While there is extensive awareness of the pilandok, the species is protected under weakly enforced laws. Additionally, the pilandok is not subject to in-situ (inside the habitat) protection; the conservation measures in place are ex-situ (outside the habitat), with some populations held inside privately-owned areas. To effectively conserve the pilandok, in-situ measures are critical. Among others, further research on the species’ habitat requirements, the establishment of an effectively protected area, and further enforcement of hunting laws are required.

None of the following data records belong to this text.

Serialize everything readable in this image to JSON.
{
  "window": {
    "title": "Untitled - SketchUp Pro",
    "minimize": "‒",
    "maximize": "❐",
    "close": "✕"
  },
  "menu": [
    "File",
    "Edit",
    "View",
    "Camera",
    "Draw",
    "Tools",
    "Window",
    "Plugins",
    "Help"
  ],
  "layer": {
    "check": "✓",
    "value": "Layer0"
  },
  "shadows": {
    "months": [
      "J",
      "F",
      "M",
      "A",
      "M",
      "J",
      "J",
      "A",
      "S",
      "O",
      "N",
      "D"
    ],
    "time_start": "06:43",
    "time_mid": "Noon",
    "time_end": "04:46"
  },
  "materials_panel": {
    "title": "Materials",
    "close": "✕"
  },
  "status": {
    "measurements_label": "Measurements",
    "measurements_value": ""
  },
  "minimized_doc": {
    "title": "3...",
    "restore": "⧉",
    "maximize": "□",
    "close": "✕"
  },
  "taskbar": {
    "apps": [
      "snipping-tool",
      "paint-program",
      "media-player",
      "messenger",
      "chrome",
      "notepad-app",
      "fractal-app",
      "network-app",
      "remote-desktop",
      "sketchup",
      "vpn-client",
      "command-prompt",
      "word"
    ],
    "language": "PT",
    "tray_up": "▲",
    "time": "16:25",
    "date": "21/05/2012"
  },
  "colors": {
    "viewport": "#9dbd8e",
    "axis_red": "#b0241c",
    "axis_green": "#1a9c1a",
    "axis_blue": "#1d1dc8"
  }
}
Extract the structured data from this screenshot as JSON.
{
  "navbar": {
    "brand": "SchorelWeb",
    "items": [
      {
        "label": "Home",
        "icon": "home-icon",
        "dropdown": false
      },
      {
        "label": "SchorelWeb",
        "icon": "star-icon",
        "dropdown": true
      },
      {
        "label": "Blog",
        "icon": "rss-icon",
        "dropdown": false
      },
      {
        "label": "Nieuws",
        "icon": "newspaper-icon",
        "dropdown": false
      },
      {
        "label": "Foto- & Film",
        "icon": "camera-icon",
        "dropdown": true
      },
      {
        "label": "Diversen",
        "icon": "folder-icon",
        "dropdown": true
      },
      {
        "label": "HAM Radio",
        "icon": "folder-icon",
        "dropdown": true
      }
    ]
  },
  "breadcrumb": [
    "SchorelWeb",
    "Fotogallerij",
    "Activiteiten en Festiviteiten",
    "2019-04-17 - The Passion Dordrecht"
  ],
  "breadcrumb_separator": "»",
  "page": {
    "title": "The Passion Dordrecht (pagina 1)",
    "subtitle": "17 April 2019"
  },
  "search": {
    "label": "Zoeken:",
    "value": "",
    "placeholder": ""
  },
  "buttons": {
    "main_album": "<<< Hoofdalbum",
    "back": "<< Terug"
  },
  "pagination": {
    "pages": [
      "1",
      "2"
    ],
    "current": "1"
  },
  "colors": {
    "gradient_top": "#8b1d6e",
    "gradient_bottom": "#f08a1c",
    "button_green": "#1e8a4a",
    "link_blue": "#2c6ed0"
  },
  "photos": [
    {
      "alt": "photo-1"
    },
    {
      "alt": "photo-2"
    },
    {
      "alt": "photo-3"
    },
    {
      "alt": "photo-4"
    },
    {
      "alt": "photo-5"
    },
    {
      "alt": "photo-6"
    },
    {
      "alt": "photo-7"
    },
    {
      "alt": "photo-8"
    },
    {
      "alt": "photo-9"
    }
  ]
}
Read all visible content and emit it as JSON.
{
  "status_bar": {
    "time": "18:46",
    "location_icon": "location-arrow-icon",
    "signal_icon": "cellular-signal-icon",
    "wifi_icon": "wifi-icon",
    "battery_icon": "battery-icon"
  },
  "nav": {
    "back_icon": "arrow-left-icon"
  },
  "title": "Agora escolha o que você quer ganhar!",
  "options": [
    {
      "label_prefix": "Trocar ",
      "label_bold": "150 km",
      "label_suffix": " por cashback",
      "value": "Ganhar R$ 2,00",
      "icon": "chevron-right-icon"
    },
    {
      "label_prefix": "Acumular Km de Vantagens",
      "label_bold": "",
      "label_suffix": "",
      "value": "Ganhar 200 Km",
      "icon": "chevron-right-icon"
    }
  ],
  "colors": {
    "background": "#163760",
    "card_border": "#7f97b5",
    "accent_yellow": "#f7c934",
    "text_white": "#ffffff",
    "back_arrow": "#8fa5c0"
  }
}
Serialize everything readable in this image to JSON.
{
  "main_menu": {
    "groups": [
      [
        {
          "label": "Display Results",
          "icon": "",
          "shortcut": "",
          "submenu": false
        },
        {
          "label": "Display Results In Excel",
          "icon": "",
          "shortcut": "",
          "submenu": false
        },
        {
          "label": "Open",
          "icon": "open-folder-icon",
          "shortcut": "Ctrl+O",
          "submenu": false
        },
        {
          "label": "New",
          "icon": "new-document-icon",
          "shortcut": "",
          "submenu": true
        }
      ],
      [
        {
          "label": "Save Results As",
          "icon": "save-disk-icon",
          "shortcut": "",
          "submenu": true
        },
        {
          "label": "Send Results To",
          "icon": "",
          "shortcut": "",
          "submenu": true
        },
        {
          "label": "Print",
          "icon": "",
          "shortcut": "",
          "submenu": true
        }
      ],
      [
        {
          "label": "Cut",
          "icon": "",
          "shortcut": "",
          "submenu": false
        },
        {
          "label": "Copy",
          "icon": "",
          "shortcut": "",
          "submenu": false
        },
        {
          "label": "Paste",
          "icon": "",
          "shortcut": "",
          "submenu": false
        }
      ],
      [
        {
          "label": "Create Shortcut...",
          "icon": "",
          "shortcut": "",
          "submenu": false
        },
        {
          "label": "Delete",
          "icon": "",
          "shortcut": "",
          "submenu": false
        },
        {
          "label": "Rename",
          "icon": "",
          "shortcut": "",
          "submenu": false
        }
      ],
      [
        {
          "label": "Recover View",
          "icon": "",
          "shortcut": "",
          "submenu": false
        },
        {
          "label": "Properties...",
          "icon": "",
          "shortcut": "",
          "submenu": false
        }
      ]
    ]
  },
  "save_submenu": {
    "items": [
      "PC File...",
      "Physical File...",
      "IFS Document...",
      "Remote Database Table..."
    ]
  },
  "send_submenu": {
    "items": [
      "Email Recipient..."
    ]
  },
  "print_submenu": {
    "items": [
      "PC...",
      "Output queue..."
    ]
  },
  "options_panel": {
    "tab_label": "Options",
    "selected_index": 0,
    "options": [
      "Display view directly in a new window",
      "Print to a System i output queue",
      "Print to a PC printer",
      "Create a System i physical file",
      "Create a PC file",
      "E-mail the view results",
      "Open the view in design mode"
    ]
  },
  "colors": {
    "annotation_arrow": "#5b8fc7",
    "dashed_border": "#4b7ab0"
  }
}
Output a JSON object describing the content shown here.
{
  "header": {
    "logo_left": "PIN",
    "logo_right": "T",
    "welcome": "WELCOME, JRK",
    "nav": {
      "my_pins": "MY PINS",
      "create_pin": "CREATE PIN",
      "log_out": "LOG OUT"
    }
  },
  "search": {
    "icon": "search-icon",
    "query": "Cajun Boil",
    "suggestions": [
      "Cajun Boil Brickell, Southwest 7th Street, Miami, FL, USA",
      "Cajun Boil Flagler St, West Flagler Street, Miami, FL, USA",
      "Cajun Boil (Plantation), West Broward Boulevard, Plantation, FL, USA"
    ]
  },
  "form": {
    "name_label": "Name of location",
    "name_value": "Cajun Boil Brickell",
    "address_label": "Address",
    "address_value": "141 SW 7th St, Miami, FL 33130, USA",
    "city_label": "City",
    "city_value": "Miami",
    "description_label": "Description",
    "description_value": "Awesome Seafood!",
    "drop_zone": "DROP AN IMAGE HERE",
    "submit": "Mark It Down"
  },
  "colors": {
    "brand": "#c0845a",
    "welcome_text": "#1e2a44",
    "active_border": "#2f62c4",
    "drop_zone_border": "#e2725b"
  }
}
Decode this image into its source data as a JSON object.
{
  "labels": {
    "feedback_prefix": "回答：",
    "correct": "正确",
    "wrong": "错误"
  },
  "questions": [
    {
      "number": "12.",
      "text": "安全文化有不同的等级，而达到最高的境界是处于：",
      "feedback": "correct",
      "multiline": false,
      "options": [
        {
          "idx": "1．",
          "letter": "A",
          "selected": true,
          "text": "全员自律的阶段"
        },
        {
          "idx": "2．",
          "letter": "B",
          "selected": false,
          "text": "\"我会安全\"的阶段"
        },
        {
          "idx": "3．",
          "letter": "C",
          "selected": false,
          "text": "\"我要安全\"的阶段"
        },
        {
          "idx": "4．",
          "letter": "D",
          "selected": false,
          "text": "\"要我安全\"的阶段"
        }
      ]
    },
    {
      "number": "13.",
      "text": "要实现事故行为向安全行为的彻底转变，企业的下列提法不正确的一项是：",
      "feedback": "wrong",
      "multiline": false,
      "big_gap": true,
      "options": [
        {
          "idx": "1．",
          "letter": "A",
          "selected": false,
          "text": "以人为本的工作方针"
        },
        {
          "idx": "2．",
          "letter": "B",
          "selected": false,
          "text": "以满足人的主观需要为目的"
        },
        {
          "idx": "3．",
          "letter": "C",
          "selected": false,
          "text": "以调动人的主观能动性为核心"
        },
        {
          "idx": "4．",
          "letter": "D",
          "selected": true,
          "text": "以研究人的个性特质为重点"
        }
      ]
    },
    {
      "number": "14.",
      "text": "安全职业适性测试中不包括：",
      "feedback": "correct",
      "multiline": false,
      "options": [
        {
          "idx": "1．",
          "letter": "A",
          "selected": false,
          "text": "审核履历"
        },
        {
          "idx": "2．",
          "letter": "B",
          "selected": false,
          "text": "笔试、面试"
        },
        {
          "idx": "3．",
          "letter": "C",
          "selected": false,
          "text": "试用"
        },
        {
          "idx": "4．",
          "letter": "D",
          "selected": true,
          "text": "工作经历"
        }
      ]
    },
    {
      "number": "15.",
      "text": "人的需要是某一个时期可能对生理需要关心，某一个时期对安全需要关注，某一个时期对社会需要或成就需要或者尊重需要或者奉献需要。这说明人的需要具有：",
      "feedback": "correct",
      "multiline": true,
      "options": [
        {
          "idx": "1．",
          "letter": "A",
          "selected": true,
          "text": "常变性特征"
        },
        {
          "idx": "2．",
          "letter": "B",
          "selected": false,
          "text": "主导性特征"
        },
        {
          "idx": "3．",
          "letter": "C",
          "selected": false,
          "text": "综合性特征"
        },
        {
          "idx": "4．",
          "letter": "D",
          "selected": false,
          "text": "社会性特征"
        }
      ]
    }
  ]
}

Aside from falling prey to poachers and getting caught in traps meant for other animals, tamaraws face land-use pressure from indigenous communities, who themselves are displaced by new settlers. Photo from GREGG YAN/WIKIMEDIA COMMONS

Tamaraw

IUCN Red List Classification: Critically Endangered

The tamaraw, a species endemic to the Philippines, has a small population size that is already on decline. Historically, it has been hunted for subsistence and for sport. Laws ban this practice but illegal capture and killings continue.

While they are used for local consumption, the main threat to the species is they have little space to disperse and increase their range, due to human pressure and the shortage of natural corridors. Poaching continues. Tamaraws also get caught in traps not meant for them. The species also faces land-use pressure from indigenous communities, who themselves are displaced by new settlers, thus calling for a multi-sector approach to conservation beyond protected areas.

Wild pig (Baboy damo)

IUCN Red List Classification: Critically Endangered (Visayan warty pig); Vulnerable (Philippine warty pig, Oliver’s warty pig/Mindoro warty pig); Near Threatened (Palawan bearded pig)

Known locally as baboy damo, the four wild pig species above are endemic to the Philippines, and are all locally hunted for food. Populations of all species are declining.

The Visayan warty pig, the species most at risk, has a fragmented population surviving only in Negros, Panay, and possibly Masbate. The Philippine warty pig also suffers from a fragmented population and possible extinction in some islands, due to extensive logging operations, agricultural expansion, and hunting pressure.

The Oliver’s warty pig, only found in Mindoro, also has a fragmented population, caused by widespread destruction and decreasing quality of forest habitats (threatened by mining). The Palawan bearded pig, meanwhile, is still common in some areas, although it faces decline due to habitat loss and heavy hunting pressure.

The species above are fully protected by law, but enforcement remains a problem, especially in already-established protected areas.